This document is the fruition of work by a committee set up by the Society in 1995 to address in a systematic fashion the responsibilities of the major parties in the publishing of articles in the field of neuroscience: authors, reviewers and editors. No one has to be told that the integrity of scientific research depends on the highest standards of ethical conduct of each of these parties in the process of generating, reviewing, and publishing scientific results. And no one has to be told that this process has been subjected to increasing strains in recent years as the field of neuroscience has undergone its strong growth. To help the Journal deal with these strains, the committee has reviewed the whole process to see the responsibilities of each party within the context of the responsibilities of the others.

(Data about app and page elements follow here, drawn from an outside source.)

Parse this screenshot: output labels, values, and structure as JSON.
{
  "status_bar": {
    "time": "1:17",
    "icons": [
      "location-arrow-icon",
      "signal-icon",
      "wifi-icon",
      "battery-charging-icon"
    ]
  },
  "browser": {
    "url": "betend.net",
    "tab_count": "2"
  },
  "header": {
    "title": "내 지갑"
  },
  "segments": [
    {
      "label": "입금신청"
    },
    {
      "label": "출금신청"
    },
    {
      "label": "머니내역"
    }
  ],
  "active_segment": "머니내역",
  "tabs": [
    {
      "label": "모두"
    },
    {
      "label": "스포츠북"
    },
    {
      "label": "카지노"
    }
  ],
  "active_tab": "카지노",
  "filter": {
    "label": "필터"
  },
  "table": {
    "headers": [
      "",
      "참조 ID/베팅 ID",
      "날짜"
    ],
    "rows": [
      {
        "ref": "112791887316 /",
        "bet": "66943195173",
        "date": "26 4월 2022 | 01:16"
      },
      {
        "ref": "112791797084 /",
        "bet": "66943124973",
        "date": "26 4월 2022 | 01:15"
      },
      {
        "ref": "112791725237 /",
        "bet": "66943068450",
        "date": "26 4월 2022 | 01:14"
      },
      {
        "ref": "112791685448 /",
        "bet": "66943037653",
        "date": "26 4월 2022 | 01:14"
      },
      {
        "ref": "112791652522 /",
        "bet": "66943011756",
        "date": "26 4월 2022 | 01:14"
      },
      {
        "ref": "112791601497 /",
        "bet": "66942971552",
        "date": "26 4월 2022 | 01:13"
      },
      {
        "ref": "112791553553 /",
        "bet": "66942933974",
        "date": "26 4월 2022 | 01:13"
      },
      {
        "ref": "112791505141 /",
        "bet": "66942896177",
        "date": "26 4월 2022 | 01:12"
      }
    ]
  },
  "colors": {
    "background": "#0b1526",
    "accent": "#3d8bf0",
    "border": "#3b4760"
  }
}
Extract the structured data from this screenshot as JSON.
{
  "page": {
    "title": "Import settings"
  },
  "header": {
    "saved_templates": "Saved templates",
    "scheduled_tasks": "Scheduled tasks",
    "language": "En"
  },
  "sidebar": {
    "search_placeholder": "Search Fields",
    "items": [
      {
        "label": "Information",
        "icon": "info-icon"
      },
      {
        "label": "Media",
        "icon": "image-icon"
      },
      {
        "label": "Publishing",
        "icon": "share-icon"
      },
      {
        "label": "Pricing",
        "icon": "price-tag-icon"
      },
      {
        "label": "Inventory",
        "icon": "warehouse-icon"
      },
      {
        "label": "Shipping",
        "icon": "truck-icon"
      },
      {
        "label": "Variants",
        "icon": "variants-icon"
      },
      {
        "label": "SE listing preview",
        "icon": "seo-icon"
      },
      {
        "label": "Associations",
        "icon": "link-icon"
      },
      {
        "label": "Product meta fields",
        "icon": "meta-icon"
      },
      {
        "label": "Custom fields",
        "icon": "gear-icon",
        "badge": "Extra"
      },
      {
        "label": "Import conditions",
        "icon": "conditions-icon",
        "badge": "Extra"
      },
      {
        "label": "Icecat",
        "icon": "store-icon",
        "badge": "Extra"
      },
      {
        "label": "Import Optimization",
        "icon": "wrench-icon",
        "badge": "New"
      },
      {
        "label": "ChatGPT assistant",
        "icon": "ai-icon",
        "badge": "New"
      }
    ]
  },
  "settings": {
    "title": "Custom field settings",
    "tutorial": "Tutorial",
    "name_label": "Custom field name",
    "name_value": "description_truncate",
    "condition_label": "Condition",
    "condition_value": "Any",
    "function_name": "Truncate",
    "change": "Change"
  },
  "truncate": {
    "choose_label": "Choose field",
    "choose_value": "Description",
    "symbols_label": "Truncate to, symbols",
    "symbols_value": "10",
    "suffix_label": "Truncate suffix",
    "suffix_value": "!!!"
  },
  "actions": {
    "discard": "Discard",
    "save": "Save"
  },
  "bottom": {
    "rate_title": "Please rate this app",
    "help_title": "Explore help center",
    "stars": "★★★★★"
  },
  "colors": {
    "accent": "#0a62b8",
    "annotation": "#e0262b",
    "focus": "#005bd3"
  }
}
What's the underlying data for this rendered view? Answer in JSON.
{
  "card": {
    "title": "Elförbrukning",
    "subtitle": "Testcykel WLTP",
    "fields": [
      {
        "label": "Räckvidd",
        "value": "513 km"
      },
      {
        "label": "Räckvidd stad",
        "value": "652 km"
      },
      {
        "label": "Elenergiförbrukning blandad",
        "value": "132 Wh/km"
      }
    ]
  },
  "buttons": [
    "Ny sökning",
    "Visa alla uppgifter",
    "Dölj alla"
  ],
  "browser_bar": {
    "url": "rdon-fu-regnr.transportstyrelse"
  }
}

It is important to point out that the initiative for this enterprise came not from top down, but from bottom up, from practical concerns arising in the field. They were communicated to the then President of the Society, Carla Schatz, who appointed Michael Zigmond to chair the committee to carry out the review. The committee met frequently and interchanged many documents in the intervening three years. It interviewed a number of people and obtained advice from lawyers and other consultants. Many of the sections underwent scrutiny word by word.
The original request was for the Society to spell out the responsibilities in publishing for the specific purpose of guiding theJournal of Neuroscience, but a larger purpose was to develop a set of principles to which all journals publishing in the field of neuroscience could subscribe. We therefore encourage our readers to carry the message of this document to other publications in which they may serve, so that it may be discussed and implemented, and a consensus can emerge, much along the same lines as the code of ethics for the use of animals in research.
The experience of the committee made it clear that discussions of the guidelines need to continue. A new committee is therefore being formed that will keep the guidelines under review into the near future. This means that the guidelines are a living document; all readers are encouraged to provide input to making them better and more widely applicable in the future.